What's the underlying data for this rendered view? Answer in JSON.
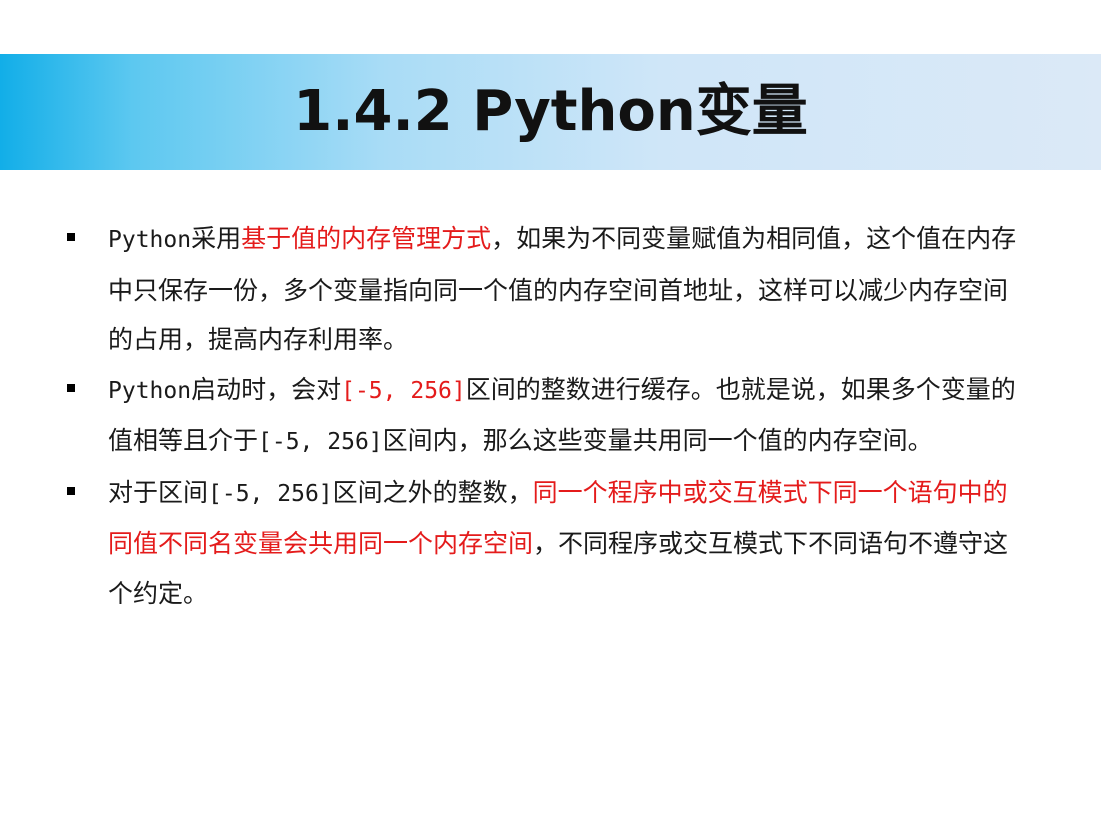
{
  "title": "1.4.2 Python变量",
  "colors": {
    "accent_red": "#e41b1b",
    "title_band_start": "#12aee8",
    "title_band_end": "#dbe9f7"
  },
  "bullets": [
    {
      "segments": [
        {
          "text": "Python",
          "style": "mono"
        },
        {
          "text": "采用",
          "style": "normal"
        },
        {
          "text": "基于值的内存管理方式",
          "style": "red"
        },
        {
          "text": "，如果为不同变量赋值为相同值，这个值在内存中只保存一份，多个变量指向同一个值的内存空间首地址，这样可以减少内存空间的占用，提高内存利用率。",
          "style": "normal"
        }
      ]
    },
    {
      "segments": [
        {
          "text": "Python",
          "style": "mono"
        },
        {
          "text": "启动时，会对",
          "style": "normal"
        },
        {
          "text": "[-5, 256]",
          "style": "mono-red"
        },
        {
          "text": "区间的整数进行缓存。也就是说，如果多个变量的值相等且介于",
          "style": "normal"
        },
        {
          "text": "[-5, 256]",
          "style": "mono"
        },
        {
          "text": "区间内，那么这些变量共用同一个值的内存空间。",
          "style": "normal"
        }
      ]
    },
    {
      "segments": [
        {
          "text": "对于区间",
          "style": "normal"
        },
        {
          "text": "[-5, 256]",
          "style": "mono"
        },
        {
          "text": "区间之外的整数，",
          "style": "normal"
        },
        {
          "text": "同一个程序中或交互模式下同一个语句中的同值不同名变量会共用同一个内存空间",
          "style": "red"
        },
        {
          "text": "，不同程序或交互模式下不同语句不遵守这个约定。",
          "style": "normal"
        }
      ]
    }
  ]
}
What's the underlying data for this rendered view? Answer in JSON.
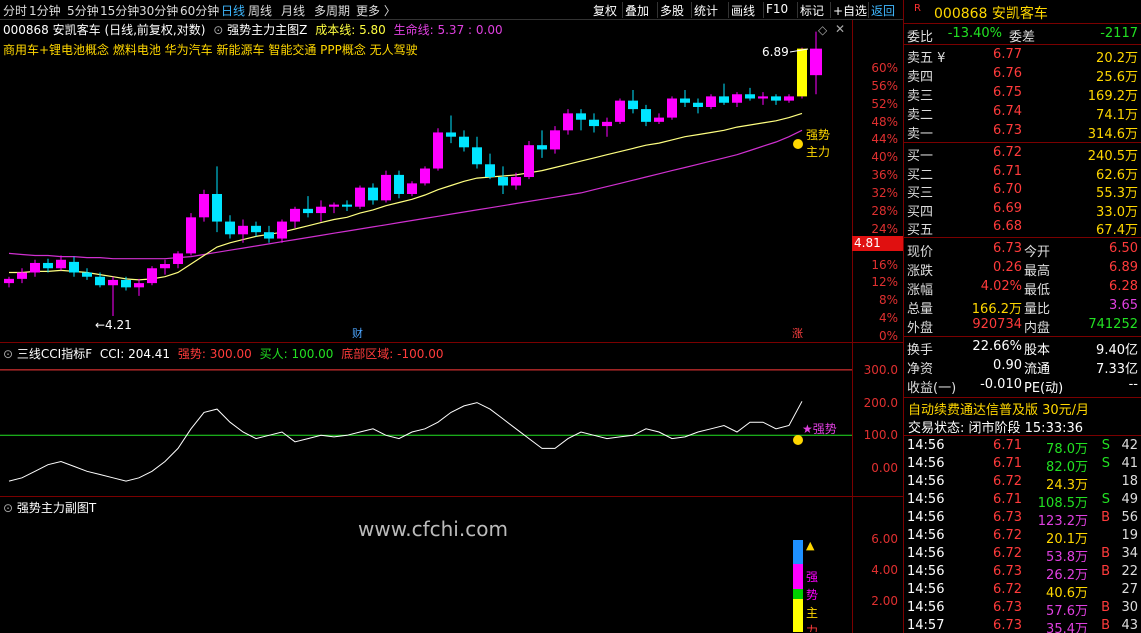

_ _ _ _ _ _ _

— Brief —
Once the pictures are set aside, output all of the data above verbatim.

— Task answer —
What's the underlying data for this rendered view? Answer in JSON.
{
  "title": "1.4.2 Python变量",
  "colors": {
    "accent_red": "#e41b1b",
    "title_band_start": "#12aee8",
    "title_band_end": "#dbe9f7"
  },
  "bullets": [
    {
      "segments": [
        {
          "text": "Python",
          "style": "mono"
        },
        {
          "text": "采用",
          "style": "normal"
        },
        {
          "text": "基于值的内存管理方式",
          "style": "red"
        },
        {
          "text": "，如果为不同变量赋值为相同值，这个值在内存中只保存一份，多个变量指向同一个值的内存空间首地址，这样可以减少内存空间的占用，提高内存利用率。",
          "style": "normal"
        }
      ]
    },
    {
      "segments": [
        {
          "text": "Python",
          "style": "mono"
        },
        {
          "text": "启动时，会对",
          "style": "normal"
        },
        {
          "text": "[-5, 256]",
          "style": "mono-red"
        },
        {
          "text": "区间的整数进行缓存。也就是说，如果多个变量的值相等且介于",
          "style": "normal"
        },
        {
          "text": "[-5, 256]",
          "style": "mono"
        },
        {
          "text": "区间内，那么这些变量共用同一个值的内存空间。",
          "style": "normal"
        }
      ]
    },
    {
      "segments": [
        {
          "text": "对于区间",
          "style": "normal"
        },
        {
          "text": "[-5, 256]",
          "style": "mono"
        },
        {
          "text": "区间之外的整数，",
          "style": "normal"
        },
        {
          "text": "同一个程序中或交互模式下同一个语句中的同值不同名变量会共用同一个内存空间",
          "style": "red"
        },
        {
          "text": "，不同程序或交互模式下不同语句不遵守这个约定。",
          "style": "normal"
        }
      ]
    }
  ]
}
What's the underlying data for this rendered view? Answer in JSON.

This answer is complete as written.